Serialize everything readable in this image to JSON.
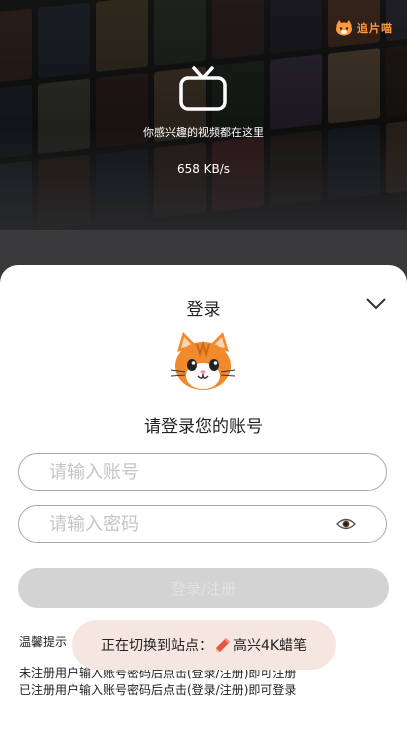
{
  "hero": {
    "brand_name": "追片喵",
    "caption": "你感兴趣的视频都在这里",
    "speed": "658 KB/s"
  },
  "login_sheet": {
    "title": "登录",
    "subtitle": "请登录您的账号",
    "account_placeholder": "请输入账号",
    "password_placeholder": "请输入密码",
    "submit_label": "登录/注册",
    "tips_title": "温馨提示",
    "tips": [
      "未注册用户输入账号密码后点击(登录/注册)即可注册",
      "已注册用户输入账号密码后点击(登录/注册)即可登录"
    ]
  },
  "toast": {
    "prefix": "正在切换到站点：",
    "site_name": "高兴4K蜡笔"
  },
  "icons": {
    "tv": "tv-icon",
    "chevron": "chevron-down-icon",
    "eye": "eye-icon",
    "pencil": "pencil-icon",
    "cat": "cat-logo-icon"
  },
  "colors": {
    "brand_orange": "#ff9a3c",
    "sheet_bg": "#ffffff",
    "button_disabled": "#d3d3d3",
    "toast_bg": "#f6e6e0"
  }
}
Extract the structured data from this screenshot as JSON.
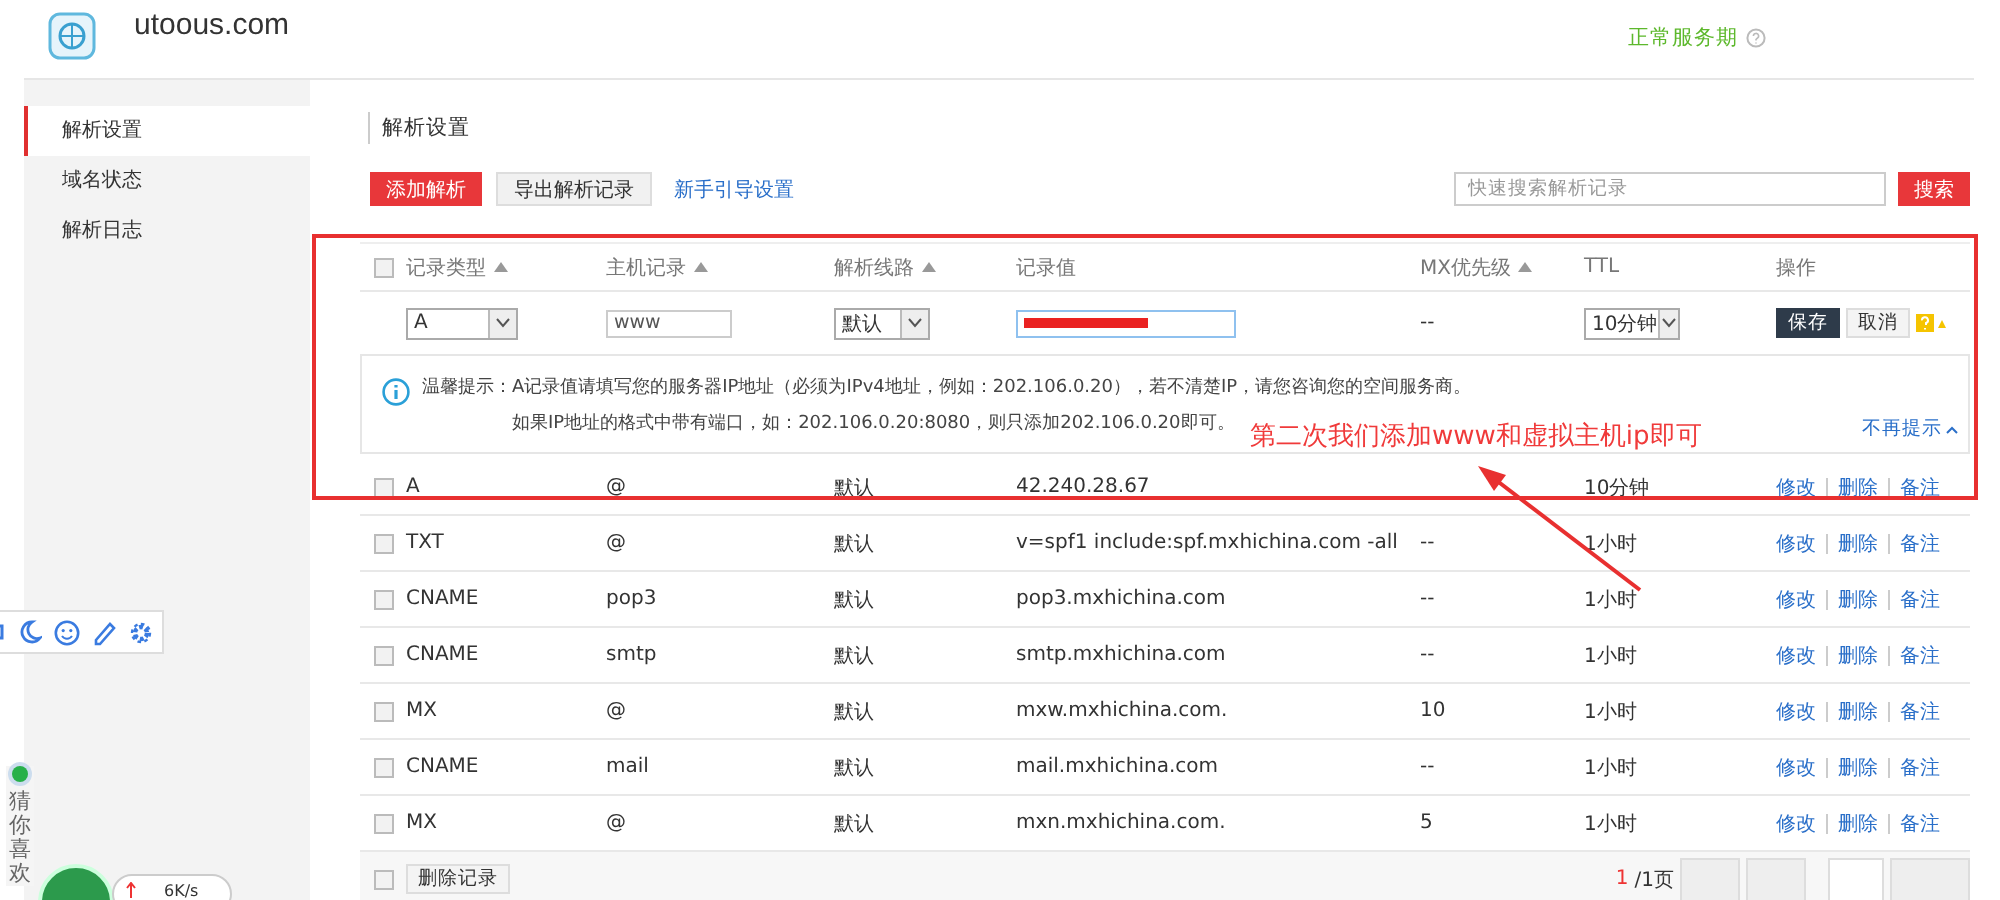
{
  "header": {
    "domain": "utoous.com",
    "status": "正常服务期"
  },
  "sidebar": {
    "items": [
      {
        "label": "解析设置",
        "selected": true
      },
      {
        "label": "域名状态",
        "selected": false
      },
      {
        "label": "解析日志",
        "selected": false
      }
    ]
  },
  "page_title": "解析设置",
  "toolbar": {
    "add_button": "添加解析",
    "export_button": "导出解析记录",
    "guide_link": "新手引导设置",
    "search": {
      "placeholder": "快速搜索解析记录"
    },
    "search_button": "搜索"
  },
  "table": {
    "all_checked": false,
    "columns": [
      {
        "label": "记录类型",
        "sortable": true
      },
      {
        "label": "主机记录",
        "sortable": true
      },
      {
        "label": "解析线路",
        "sortable": true
      },
      {
        "label": "记录值",
        "sortable": false
      },
      {
        "label": "MX优先级",
        "sortable": true
      },
      {
        "label": "TTL",
        "sortable": false
      },
      {
        "label": "操作",
        "sortable": false
      }
    ],
    "edit_row": {
      "type": "A",
      "host": "www",
      "line": "默认",
      "mx": "--",
      "ttl": "10分钟",
      "save": "保存",
      "cancel": "取消"
    },
    "tip": {
      "lines": [
        "温馨提示：A记录值请填写您的服务器IP地址（必须为IPv4地址，例如：202.106.0.20），若不清楚IP，请您咨询您的空间服务商。",
        "如果IP地址的格式中带有端口，如：202.106.0.20:8080，则只添加202.106.0.20即可。"
      ],
      "dismiss": "不再提示"
    },
    "rows": [
      {
        "checked": false,
        "type": "A",
        "host": "@",
        "line": "默认",
        "value": "42.240.28.67",
        "mx": "",
        "ttl": "10分钟",
        "actions": [
          "修改",
          "删除",
          "备注"
        ]
      },
      {
        "checked": false,
        "type": "TXT",
        "host": "@",
        "line": "默认",
        "value": "v=spf1 include:spf.mxhichina.com -all",
        "mx": "--",
        "ttl": "1小时",
        "actions": [
          "修改",
          "删除",
          "备注"
        ]
      },
      {
        "checked": false,
        "type": "CNAME",
        "host": "pop3",
        "line": "默认",
        "value": "pop3.mxhichina.com",
        "mx": "--",
        "ttl": "1小时",
        "actions": [
          "修改",
          "删除",
          "备注"
        ]
      },
      {
        "checked": false,
        "type": "CNAME",
        "host": "smtp",
        "line": "默认",
        "value": "smtp.mxhichina.com",
        "mx": "--",
        "ttl": "1小时",
        "actions": [
          "修改",
          "删除",
          "备注"
        ]
      },
      {
        "checked": false,
        "type": "MX",
        "host": "@",
        "line": "默认",
        "value": "mxw.mxhichina.com.",
        "mx": "10",
        "ttl": "1小时",
        "actions": [
          "修改",
          "删除",
          "备注"
        ]
      },
      {
        "checked": false,
        "type": "CNAME",
        "host": "mail",
        "line": "默认",
        "value": "mail.mxhichina.com",
        "mx": "--",
        "ttl": "1小时",
        "actions": [
          "修改",
          "删除",
          "备注"
        ]
      },
      {
        "checked": false,
        "type": "MX",
        "host": "@",
        "line": "默认",
        "value": "mxn.mxhichina.com.",
        "mx": "5",
        "ttl": "1小时",
        "actions": [
          "修改",
          "删除",
          "备注"
        ]
      }
    ],
    "footer": {
      "checked": false,
      "delete_button": "删除记录",
      "page_current": "1",
      "page_total": "/1页"
    }
  },
  "annotation": {
    "text": "第二次我们添加www和虚拟主机ip即可"
  },
  "float_widget": {
    "label": "猜你喜欢",
    "speed": "6K/s"
  }
}
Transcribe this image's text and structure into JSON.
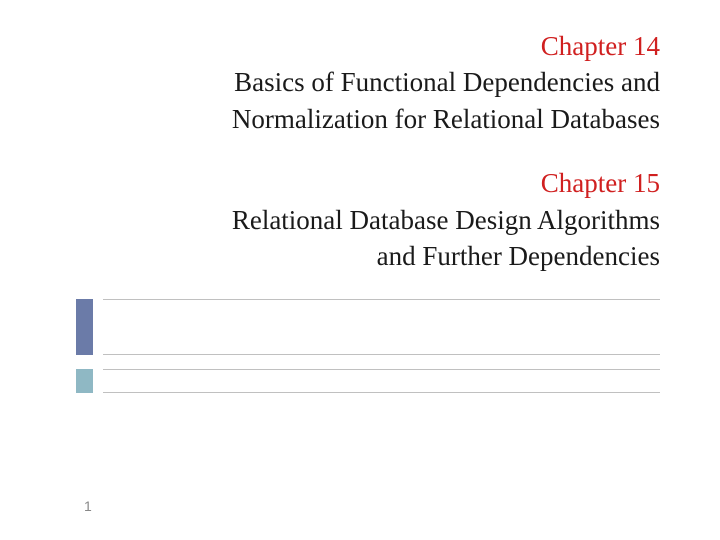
{
  "header": {
    "ch14_label": "Chapter 14",
    "ch14_title_line1": "Basics of Functional Dependencies and",
    "ch14_title_line2": "Normalization for Relational Databases",
    "ch15_label": "Chapter 15",
    "ch15_title_line1": "Relational Database Design Algorithms",
    "ch15_title_line2": "and Further Dependencies"
  },
  "page_number": "1",
  "colors": {
    "chapter_label": "#d02020",
    "accent1": "#6b7ba8",
    "accent2": "#8fb8c4"
  }
}
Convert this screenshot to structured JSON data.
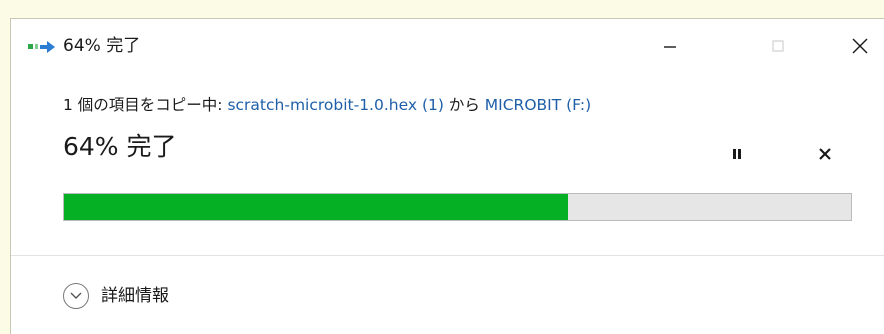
{
  "window": {
    "title": "64% 完了",
    "icon": "copy-transfer-icon",
    "controls": {
      "minimize_icon": "minimize-icon",
      "maximize_icon": "maximize-icon",
      "close_icon": "close-icon"
    }
  },
  "copy": {
    "prefix": "1 個の項目をコピー中: ",
    "source": "scratch-microbit-1.0.hex (1)",
    "connector": " から ",
    "destination": "MICROBIT (F:)",
    "status": "64% 完了",
    "progress": 0.64,
    "pause_icon": "pause-icon",
    "cancel_icon": "cancel-icon"
  },
  "details": {
    "label": "詳細情報",
    "icon": "chevron-down-circle-icon"
  },
  "colors": {
    "progress_fill": "#06b025",
    "progress_track": "#e6e6e6",
    "link": "#1f5fa8",
    "background": "#fbfbe6"
  }
}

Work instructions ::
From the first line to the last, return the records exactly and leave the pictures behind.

Worked solution ::
Serialize everything readable in this image to JSON.
{
  "hero": {
    "brand_name": "追片喵",
    "caption": "你感兴趣的视频都在这里",
    "speed": "658 KB/s"
  },
  "login_sheet": {
    "title": "登录",
    "subtitle": "请登录您的账号",
    "account_placeholder": "请输入账号",
    "password_placeholder": "请输入密码",
    "submit_label": "登录/注册",
    "tips_title": "温馨提示",
    "tips": [
      "未注册用户输入账号密码后点击(登录/注册)即可注册",
      "已注册用户输入账号密码后点击(登录/注册)即可登录"
    ]
  },
  "toast": {
    "prefix": "正在切换到站点：",
    "site_name": "高兴4K蜡笔"
  },
  "icons": {
    "tv": "tv-icon",
    "chevron": "chevron-down-icon",
    "eye": "eye-icon",
    "pencil": "pencil-icon",
    "cat": "cat-logo-icon"
  },
  "colors": {
    "brand_orange": "#ff9a3c",
    "sheet_bg": "#ffffff",
    "button_disabled": "#d3d3d3",
    "toast_bg": "#f6e6e0"
  }
}
Extract the structured data from this screenshot as JSON.
{
  "header": {
    "domain": "utoous.com",
    "status": "正常服务期"
  },
  "sidebar": {
    "items": [
      {
        "label": "解析设置",
        "selected": true
      },
      {
        "label": "域名状态",
        "selected": false
      },
      {
        "label": "解析日志",
        "selected": false
      }
    ]
  },
  "page_title": "解析设置",
  "toolbar": {
    "add_button": "添加解析",
    "export_button": "导出解析记录",
    "guide_link": "新手引导设置",
    "search": {
      "placeholder": "快速搜索解析记录"
    },
    "search_button": "搜索"
  },
  "table": {
    "all_checked": false,
    "columns": [
      {
        "label": "记录类型",
        "sortable": true
      },
      {
        "label": "主机记录",
        "sortable": true
      },
      {
        "label": "解析线路",
        "sortable": true
      },
      {
        "label": "记录值",
        "sortable": false
      },
      {
        "label": "MX优先级",
        "sortable": true
      },
      {
        "label": "TTL",
        "sortable": false
      },
      {
        "label": "操作",
        "sortable": false
      }
    ],
    "edit_row": {
      "type": "A",
      "host": "www",
      "line": "默认",
      "mx": "--",
      "ttl": "10分钟",
      "save": "保存",
      "cancel": "取消"
    },
    "tip": {
      "lines": [
        "温馨提示：A记录值请填写您的服务器IP地址（必须为IPv4地址，例如：202.106.0.20），若不清楚IP，请您咨询您的空间服务商。",
        "如果IP地址的格式中带有端口，如：202.106.0.20:8080，则只添加202.106.0.20即可。"
      ],
      "dismiss": "不再提示"
    },
    "rows": [
      {
        "checked": false,
        "type": "A",
        "host": "@",
        "line": "默认",
        "value": "42.240.28.67",
        "mx": "",
        "ttl": "10分钟",
        "actions": [
          "修改",
          "删除",
          "备注"
        ]
      },
      {
        "checked": false,
        "type": "TXT",
        "host": "@",
        "line": "默认",
        "value": "v=spf1 include:spf.mxhichina.com -all",
        "mx": "--",
        "ttl": "1小时",
        "actions": [
          "修改",
          "删除",
          "备注"
        ]
      },
      {
        "checked": false,
        "type": "CNAME",
        "host": "pop3",
        "line": "默认",
        "value": "pop3.mxhichina.com",
        "mx": "--",
        "ttl": "1小时",
        "actions": [
          "修改",
          "删除",
          "备注"
        ]
      },
      {
        "checked": false,
        "type": "CNAME",
        "host": "smtp",
        "line": "默认",
        "value": "smtp.mxhichina.com",
        "mx": "--",
        "ttl": "1小时",
        "actions": [
          "修改",
          "删除",
          "备注"
        ]
      },
      {
        "checked": false,
        "type": "MX",
        "host": "@",
        "line": "默认",
        "value": "mxw.mxhichina.com.",
        "mx": "10",
        "ttl": "1小时",
        "actions": [
          "修改",
          "删除",
          "备注"
        ]
      },
      {
        "checked": false,
        "type": "CNAME",
        "host": "mail",
        "line": "默认",
        "value": "mail.mxhichina.com",
        "mx": "--",
        "ttl": "1小时",
        "actions": [
          "修改",
          "删除",
          "备注"
        ]
      },
      {
        "checked": false,
        "type": "MX",
        "host": "@",
        "line": "默认",
        "value": "mxn.mxhichina.com.",
        "mx": "5",
        "ttl": "1小时",
        "actions": [
          "修改",
          "删除",
          "备注"
        ]
      }
    ],
    "footer": {
      "checked": false,
      "delete_button": "删除记录",
      "page_current": "1",
      "page_total": "/1页"
    }
  },
  "annotation": {
    "text": "第二次我们添加www和虚拟主机ip即可"
  },
  "float_widget": {
    "label": "猜你喜欢",
    "speed": "6K/s"
  }
}
Transcribe this image's text and structure into JSON.
{
  "header": {
    "ch14_label": "Chapter 14",
    "ch14_title_line1": "Basics of Functional Dependencies and",
    "ch14_title_line2": "Normalization for Relational Databases",
    "ch15_label": "Chapter 15",
    "ch15_title_line1": "Relational Database Design Algorithms",
    "ch15_title_line2": "and Further Dependencies"
  },
  "page_number": "1",
  "colors": {
    "chapter_label": "#d02020",
    "accent1": "#6b7ba8",
    "accent2": "#8fb8c4"
  }
}
Convert this screenshot to structured JSON data.
{
  "window": {
    "title": "64% 完了",
    "icon": "copy-transfer-icon",
    "controls": {
      "minimize_icon": "minimize-icon",
      "maximize_icon": "maximize-icon",
      "close_icon": "close-icon"
    }
  },
  "copy": {
    "prefix": "1 個の項目をコピー中: ",
    "source": "scratch-microbit-1.0.hex (1)",
    "connector": " から ",
    "destination": "MICROBIT (F:)",
    "status": "64% 完了",
    "progress": 0.64,
    "pause_icon": "pause-icon",
    "cancel_icon": "cancel-icon"
  },
  "details": {
    "label": "詳細情報",
    "icon": "chevron-down-circle-icon"
  },
  "colors": {
    "progress_fill": "#06b025",
    "progress_track": "#e6e6e6",
    "link": "#1f5fa8",
    "background": "#fbfbe6"
  }
}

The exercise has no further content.